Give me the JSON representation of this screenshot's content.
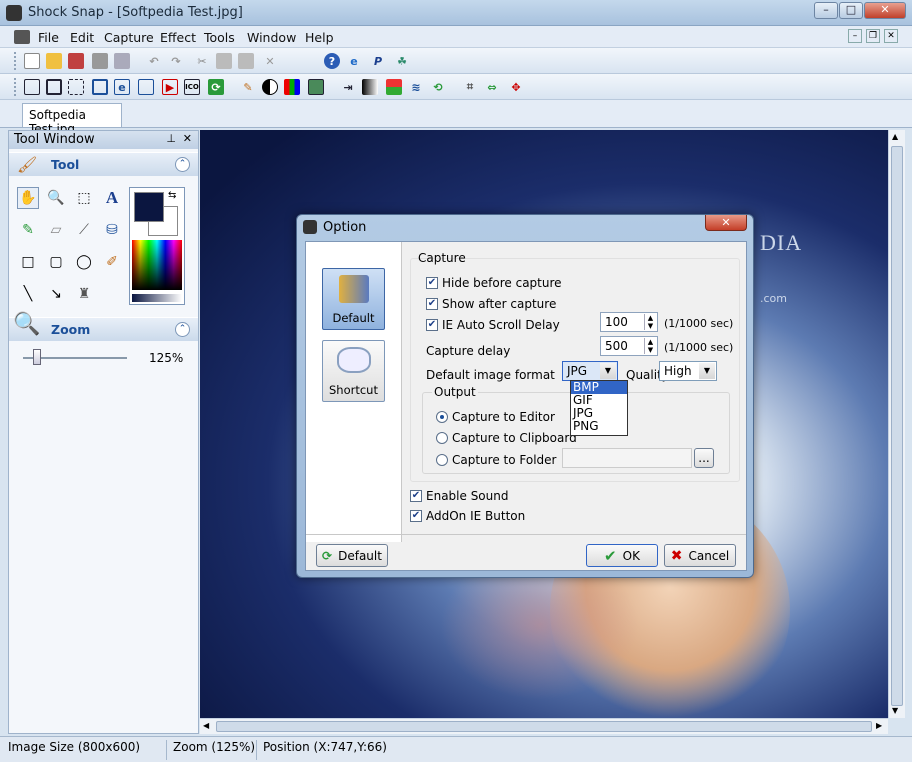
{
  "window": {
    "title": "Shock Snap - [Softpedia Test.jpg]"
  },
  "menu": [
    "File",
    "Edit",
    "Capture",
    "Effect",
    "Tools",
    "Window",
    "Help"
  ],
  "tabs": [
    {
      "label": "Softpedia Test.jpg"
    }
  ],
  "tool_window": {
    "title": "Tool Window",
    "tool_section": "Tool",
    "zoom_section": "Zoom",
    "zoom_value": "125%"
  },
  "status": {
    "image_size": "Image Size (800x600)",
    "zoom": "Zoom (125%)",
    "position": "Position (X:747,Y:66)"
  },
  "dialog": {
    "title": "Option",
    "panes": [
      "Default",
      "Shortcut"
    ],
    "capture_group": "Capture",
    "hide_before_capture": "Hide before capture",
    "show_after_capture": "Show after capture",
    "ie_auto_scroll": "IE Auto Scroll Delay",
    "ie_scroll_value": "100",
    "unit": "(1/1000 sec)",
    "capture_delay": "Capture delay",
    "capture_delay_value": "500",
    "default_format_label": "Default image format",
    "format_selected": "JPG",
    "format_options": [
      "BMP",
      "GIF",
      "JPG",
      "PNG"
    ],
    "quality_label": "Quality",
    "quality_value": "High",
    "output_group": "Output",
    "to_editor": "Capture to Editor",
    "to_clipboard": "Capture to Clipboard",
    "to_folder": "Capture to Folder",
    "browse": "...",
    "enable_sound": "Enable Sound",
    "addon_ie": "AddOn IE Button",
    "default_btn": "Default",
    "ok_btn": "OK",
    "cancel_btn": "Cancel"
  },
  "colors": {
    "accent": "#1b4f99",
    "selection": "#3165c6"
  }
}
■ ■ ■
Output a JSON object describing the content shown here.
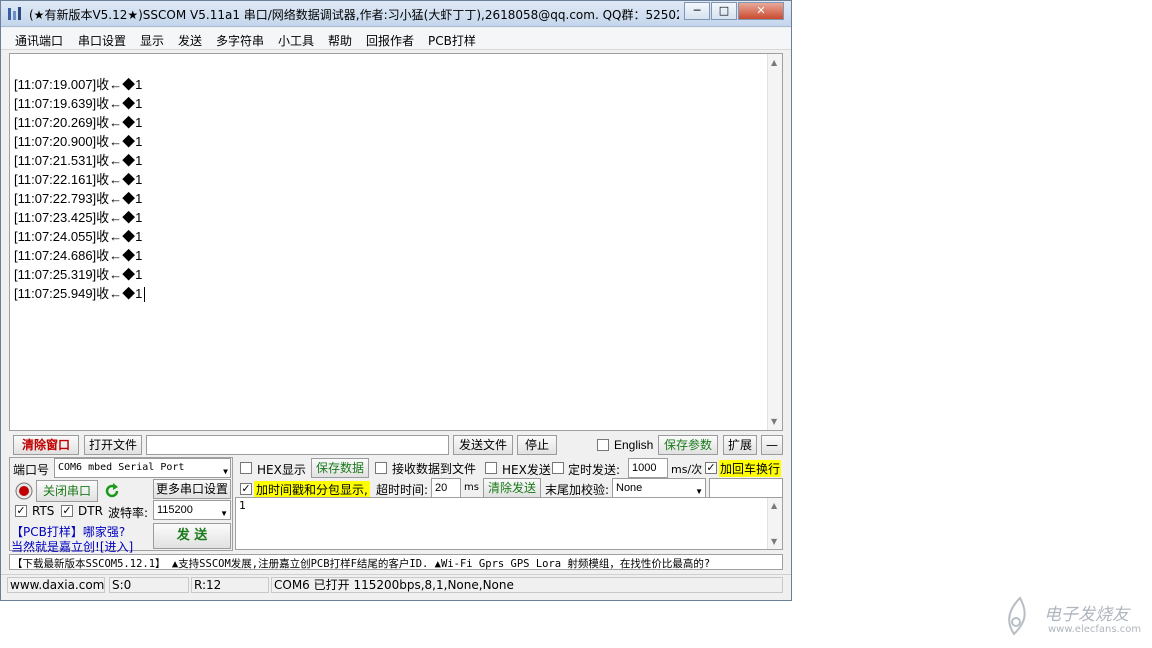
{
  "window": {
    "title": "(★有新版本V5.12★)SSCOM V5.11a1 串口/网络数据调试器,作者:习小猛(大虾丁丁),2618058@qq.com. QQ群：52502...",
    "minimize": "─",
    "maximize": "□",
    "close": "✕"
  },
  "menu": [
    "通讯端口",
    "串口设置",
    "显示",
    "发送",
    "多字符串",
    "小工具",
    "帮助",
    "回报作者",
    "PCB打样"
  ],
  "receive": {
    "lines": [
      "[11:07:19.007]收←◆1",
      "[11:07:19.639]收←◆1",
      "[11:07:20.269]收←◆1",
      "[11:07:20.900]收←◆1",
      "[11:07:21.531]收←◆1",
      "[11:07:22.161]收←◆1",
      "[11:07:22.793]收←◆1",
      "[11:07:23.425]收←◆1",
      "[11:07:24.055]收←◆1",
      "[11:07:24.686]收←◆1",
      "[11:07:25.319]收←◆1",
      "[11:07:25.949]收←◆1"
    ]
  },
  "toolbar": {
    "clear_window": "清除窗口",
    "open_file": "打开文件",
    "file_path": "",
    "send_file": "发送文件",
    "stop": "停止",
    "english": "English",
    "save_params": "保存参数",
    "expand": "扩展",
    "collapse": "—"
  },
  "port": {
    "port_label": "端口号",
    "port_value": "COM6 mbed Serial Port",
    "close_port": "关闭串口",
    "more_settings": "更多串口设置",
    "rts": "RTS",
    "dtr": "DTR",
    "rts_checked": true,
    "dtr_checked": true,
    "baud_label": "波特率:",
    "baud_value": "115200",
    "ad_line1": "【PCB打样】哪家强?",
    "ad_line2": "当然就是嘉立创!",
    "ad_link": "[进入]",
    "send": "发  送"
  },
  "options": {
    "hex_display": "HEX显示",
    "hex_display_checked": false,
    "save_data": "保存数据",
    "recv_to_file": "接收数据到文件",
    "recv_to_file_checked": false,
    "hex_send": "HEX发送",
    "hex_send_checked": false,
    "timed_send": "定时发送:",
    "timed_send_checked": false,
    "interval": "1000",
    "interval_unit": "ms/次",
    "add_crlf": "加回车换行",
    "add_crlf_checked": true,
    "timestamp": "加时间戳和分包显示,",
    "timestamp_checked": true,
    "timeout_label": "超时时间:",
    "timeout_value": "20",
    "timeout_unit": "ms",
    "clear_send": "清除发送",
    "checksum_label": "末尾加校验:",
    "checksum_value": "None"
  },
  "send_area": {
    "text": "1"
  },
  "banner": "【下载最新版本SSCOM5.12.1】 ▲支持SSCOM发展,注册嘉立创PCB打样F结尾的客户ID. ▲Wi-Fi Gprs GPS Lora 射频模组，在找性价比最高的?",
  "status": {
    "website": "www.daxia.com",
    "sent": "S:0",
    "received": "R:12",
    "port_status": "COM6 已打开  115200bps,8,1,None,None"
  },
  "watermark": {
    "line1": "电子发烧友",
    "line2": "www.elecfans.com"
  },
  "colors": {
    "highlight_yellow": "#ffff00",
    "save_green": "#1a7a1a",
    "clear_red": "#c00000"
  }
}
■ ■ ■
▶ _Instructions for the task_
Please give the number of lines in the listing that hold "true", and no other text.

▶ _Completed exercise_
4